→ **Assigned task**: Word for word, print out all of the data, omitting every image.

BEGIN Record excerpts

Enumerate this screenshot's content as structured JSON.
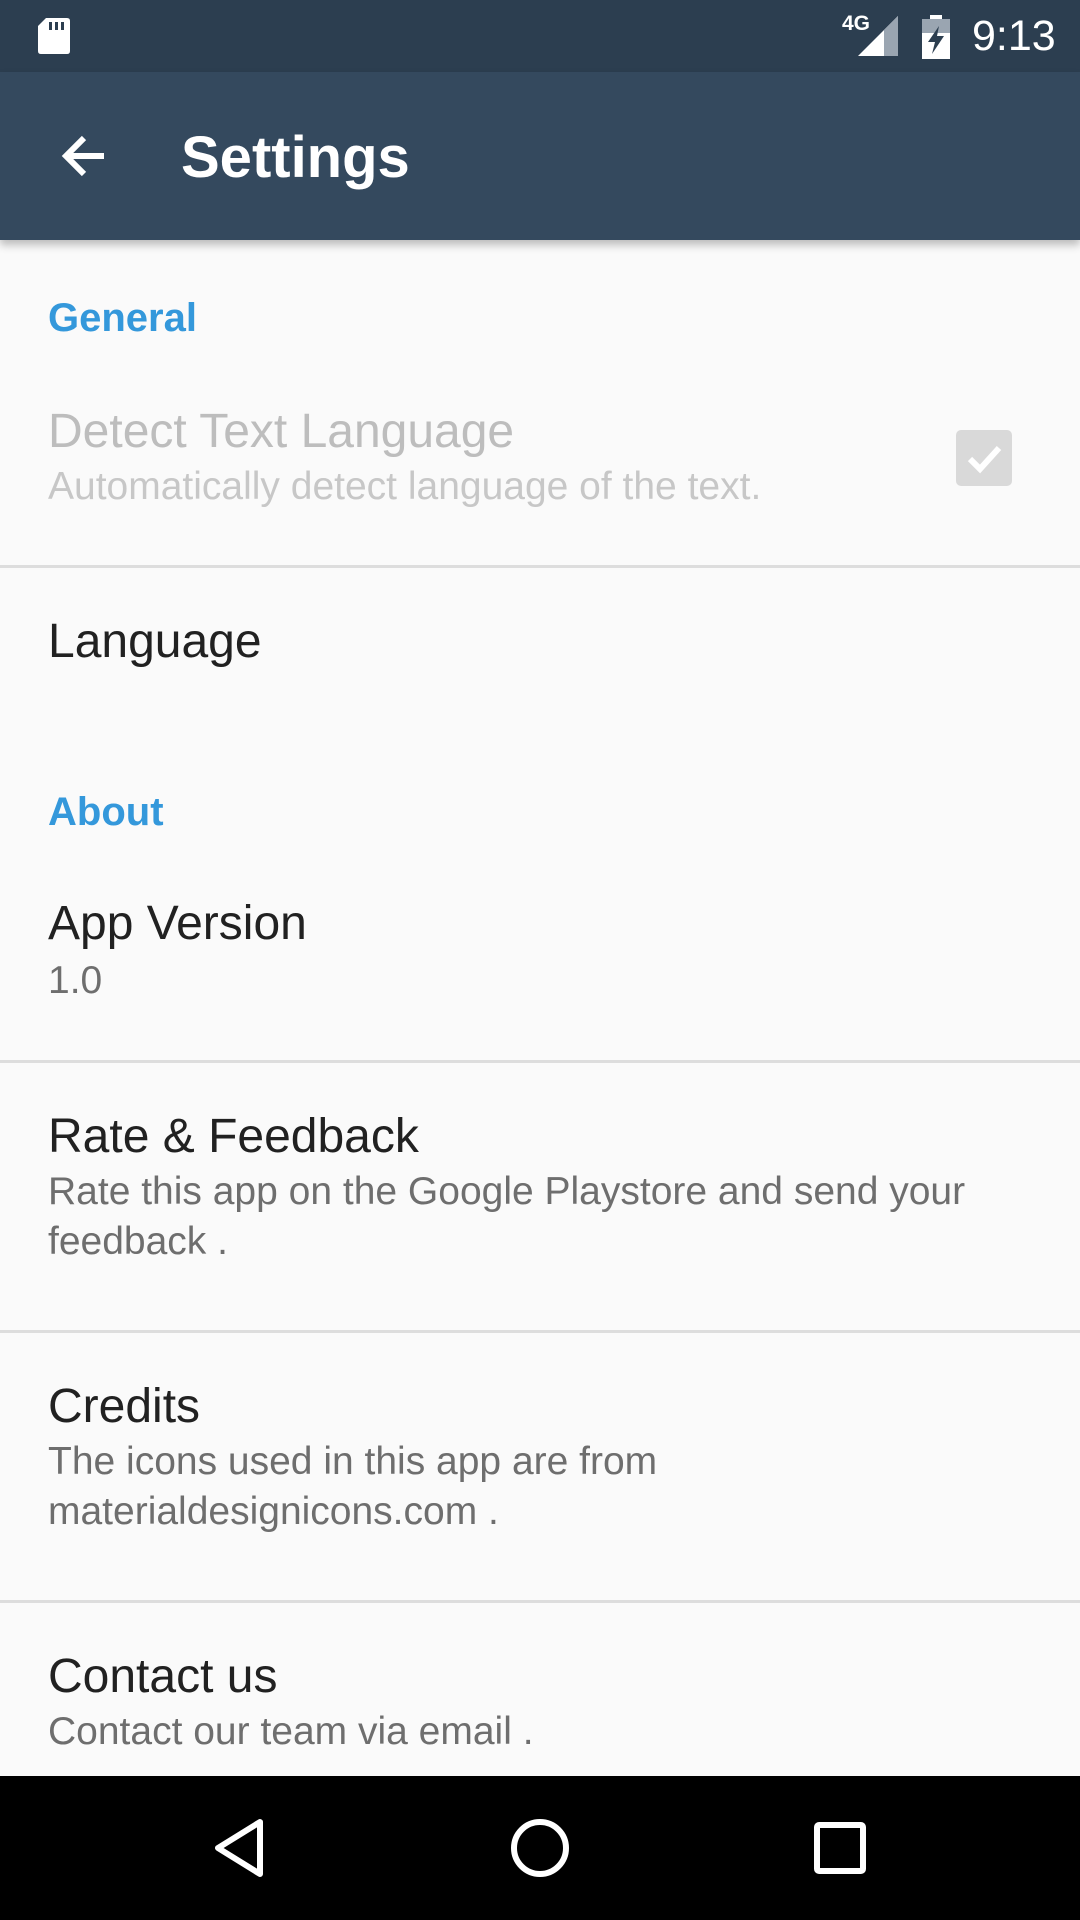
{
  "status_bar": {
    "network": "4G",
    "time": "9:13",
    "icons": [
      "sd-card-icon",
      "signal-icon",
      "battery-charging-icon"
    ]
  },
  "app_bar": {
    "title": "Settings",
    "back_icon": "arrow-left-icon"
  },
  "sections": {
    "general": {
      "header": "General",
      "detect_language": {
        "title": "Detect Text Language",
        "summary": "Automatically detect language of the text.",
        "checked": true,
        "enabled": false
      },
      "language": {
        "title": "Language"
      }
    },
    "about": {
      "header": "About",
      "app_version": {
        "title": "App Version",
        "summary": "1.0"
      },
      "rate_feedback": {
        "title": "Rate & Feedback",
        "summary": "Rate this app on the Google Playstore and send your feedback ."
      },
      "credits": {
        "title": "Credits",
        "summary": "The icons used in this app are from materialdesignicons.com ."
      },
      "contact": {
        "title": "Contact us",
        "summary": "Contact our team via email ."
      }
    }
  },
  "nav_bar": {
    "icons": [
      "back-triangle-icon",
      "home-circle-icon",
      "recents-square-icon"
    ]
  },
  "colors": {
    "status_bar": "#2c3e50",
    "app_bar": "#34495e",
    "accent": "#3498db",
    "background": "#fafafa"
  }
}
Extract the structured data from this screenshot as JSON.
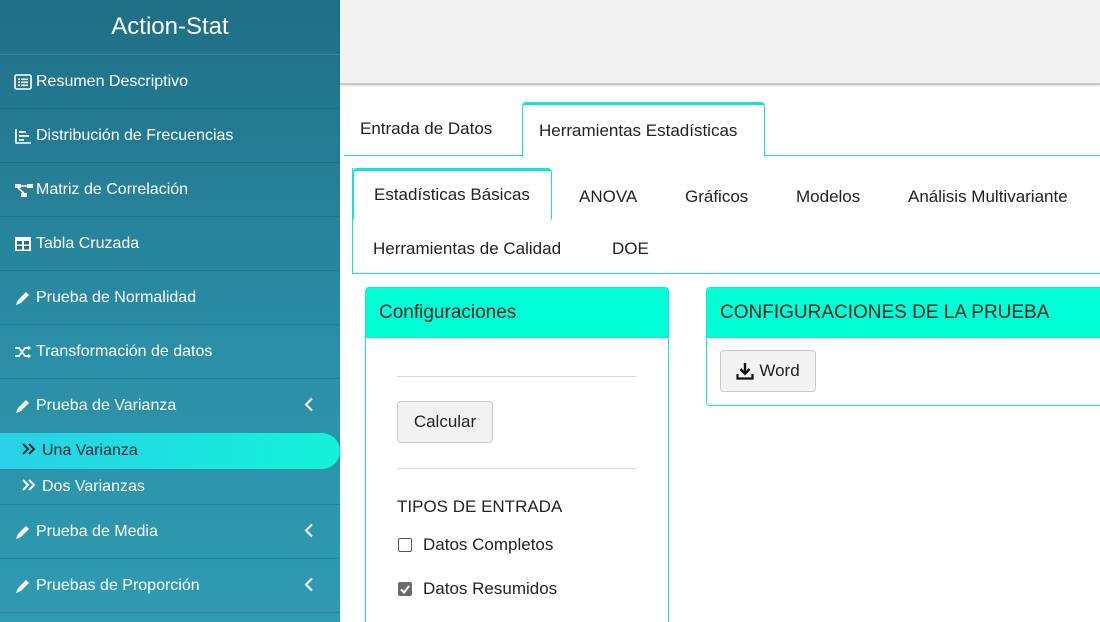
{
  "app": {
    "title": "Action-Stat"
  },
  "sidebar": {
    "items": [
      {
        "label": "Resumen Descriptivo",
        "icon": "list-alt-icon"
      },
      {
        "label": "Distribución de Frecuencias",
        "icon": "bar-list-icon"
      },
      {
        "label": "Matriz de Correlación",
        "icon": "network-icon"
      },
      {
        "label": "Tabla Cruzada",
        "icon": "table-icon"
      },
      {
        "label": "Prueba de Normalidad",
        "icon": "pencil-icon"
      },
      {
        "label": "Transformación de datos",
        "icon": "shuffle-icon"
      },
      {
        "label": "Prueba de Varianza",
        "icon": "pencil-icon",
        "chevron": "chevron-left-icon"
      },
      {
        "label": "Prueba de Media",
        "icon": "pencil-icon",
        "chevron": "chevron-left-icon"
      },
      {
        "label": "Pruebas de Proporción",
        "icon": "pencil-icon",
        "chevron": "chevron-left-icon"
      }
    ],
    "subitems": [
      {
        "label": "Una Varianza",
        "icon": "double-chevron-right-icon",
        "active": true
      },
      {
        "label": "Dos Varianzas",
        "icon": "double-chevron-right-icon",
        "active": false
      }
    ]
  },
  "tabs_main": [
    {
      "label": "Entrada de Datos",
      "active": false
    },
    {
      "label": "Herramientas Estadísticas",
      "active": true
    }
  ],
  "tabs_sub": [
    {
      "label": "Estadísticas Básicas",
      "active": true
    },
    {
      "label": "ANOVA",
      "active": false
    },
    {
      "label": "Gráficos",
      "active": false
    },
    {
      "label": "Modelos",
      "active": false
    },
    {
      "label": "Análisis Multivariante",
      "active": false
    },
    {
      "label": "Herramientas de Calidad",
      "active": false
    },
    {
      "label": "DOE",
      "active": false
    }
  ],
  "config_panel": {
    "title": "Configuraciones",
    "calc_label": "Calcular",
    "input_types_label": "TIPOS DE ENTRADA",
    "options": [
      {
        "label": "Datos Completos",
        "checked": false
      },
      {
        "label": "Datos Resumidos",
        "checked": true
      }
    ]
  },
  "test_panel": {
    "title": "CONFIGURACIONES DE LA PRUEBA",
    "word_label": "Word",
    "word_icon": "download-icon"
  },
  "colors": {
    "accent": "#00ffd6",
    "sidebar": "#1f6f86",
    "active_sub": "#12f2d8"
  }
}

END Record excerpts

→ **Response box**:
Enumerate this screenshot's content as structured JSON.
{
  "status_bar": {
    "network": "4G",
    "time": "9:13",
    "icons": [
      "sd-card-icon",
      "signal-icon",
      "battery-charging-icon"
    ]
  },
  "app_bar": {
    "title": "Settings",
    "back_icon": "arrow-left-icon"
  },
  "sections": {
    "general": {
      "header": "General",
      "detect_language": {
        "title": "Detect Text Language",
        "summary": "Automatically detect language of the text.",
        "checked": true,
        "enabled": false
      },
      "language": {
        "title": "Language"
      }
    },
    "about": {
      "header": "About",
      "app_version": {
        "title": "App Version",
        "summary": "1.0"
      },
      "rate_feedback": {
        "title": "Rate & Feedback",
        "summary": "Rate this app on the Google Playstore and send your feedback ."
      },
      "credits": {
        "title": "Credits",
        "summary": "The icons used in this app are from materialdesignicons.com ."
      },
      "contact": {
        "title": "Contact us",
        "summary": "Contact our team via email ."
      }
    }
  },
  "nav_bar": {
    "icons": [
      "back-triangle-icon",
      "home-circle-icon",
      "recents-square-icon"
    ]
  },
  "colors": {
    "status_bar": "#2c3e50",
    "app_bar": "#34495e",
    "accent": "#3498db",
    "background": "#fafafa"
  }
}
Extract the structured data from this screenshot as JSON.
{
  "app": {
    "title": "Action-Stat"
  },
  "sidebar": {
    "items": [
      {
        "label": "Resumen Descriptivo",
        "icon": "list-alt-icon"
      },
      {
        "label": "Distribución de Frecuencias",
        "icon": "bar-list-icon"
      },
      {
        "label": "Matriz de Correlación",
        "icon": "network-icon"
      },
      {
        "label": "Tabla Cruzada",
        "icon": "table-icon"
      },
      {
        "label": "Prueba de Normalidad",
        "icon": "pencil-icon"
      },
      {
        "label": "Transformación de datos",
        "icon": "shuffle-icon"
      },
      {
        "label": "Prueba de Varianza",
        "icon": "pencil-icon",
        "chevron": "chevron-left-icon"
      },
      {
        "label": "Prueba de Media",
        "icon": "pencil-icon",
        "chevron": "chevron-left-icon"
      },
      {
        "label": "Pruebas de Proporción",
        "icon": "pencil-icon",
        "chevron": "chevron-left-icon"
      }
    ],
    "subitems": [
      {
        "label": "Una Varianza",
        "icon": "double-chevron-right-icon",
        "active": true
      },
      {
        "label": "Dos Varianzas",
        "icon": "double-chevron-right-icon",
        "active": false
      }
    ]
  },
  "tabs_main": [
    {
      "label": "Entrada de Datos",
      "active": false
    },
    {
      "label": "Herramientas Estadísticas",
      "active": true
    }
  ],
  "tabs_sub": [
    {
      "label": "Estadísticas Básicas",
      "active": true
    },
    {
      "label": "ANOVA",
      "active": false
    },
    {
      "label": "Gráficos",
      "active": false
    },
    {
      "label": "Modelos",
      "active": false
    },
    {
      "label": "Análisis Multivariante",
      "active": false
    },
    {
      "label": "Herramientas de Calidad",
      "active": false
    },
    {
      "label": "DOE",
      "active": false
    }
  ],
  "config_panel": {
    "title": "Configuraciones",
    "calc_label": "Calcular",
    "input_types_label": "TIPOS DE ENTRADA",
    "options": [
      {
        "label": "Datos Completos",
        "checked": false
      },
      {
        "label": "Datos Resumidos",
        "checked": true
      }
    ]
  },
  "test_panel": {
    "title": "CONFIGURACIONES DE LA PRUEBA",
    "word_label": "Word",
    "word_icon": "download-icon"
  },
  "colors": {
    "accent": "#00ffd6",
    "sidebar": "#1f6f86",
    "active_sub": "#12f2d8"
  }
}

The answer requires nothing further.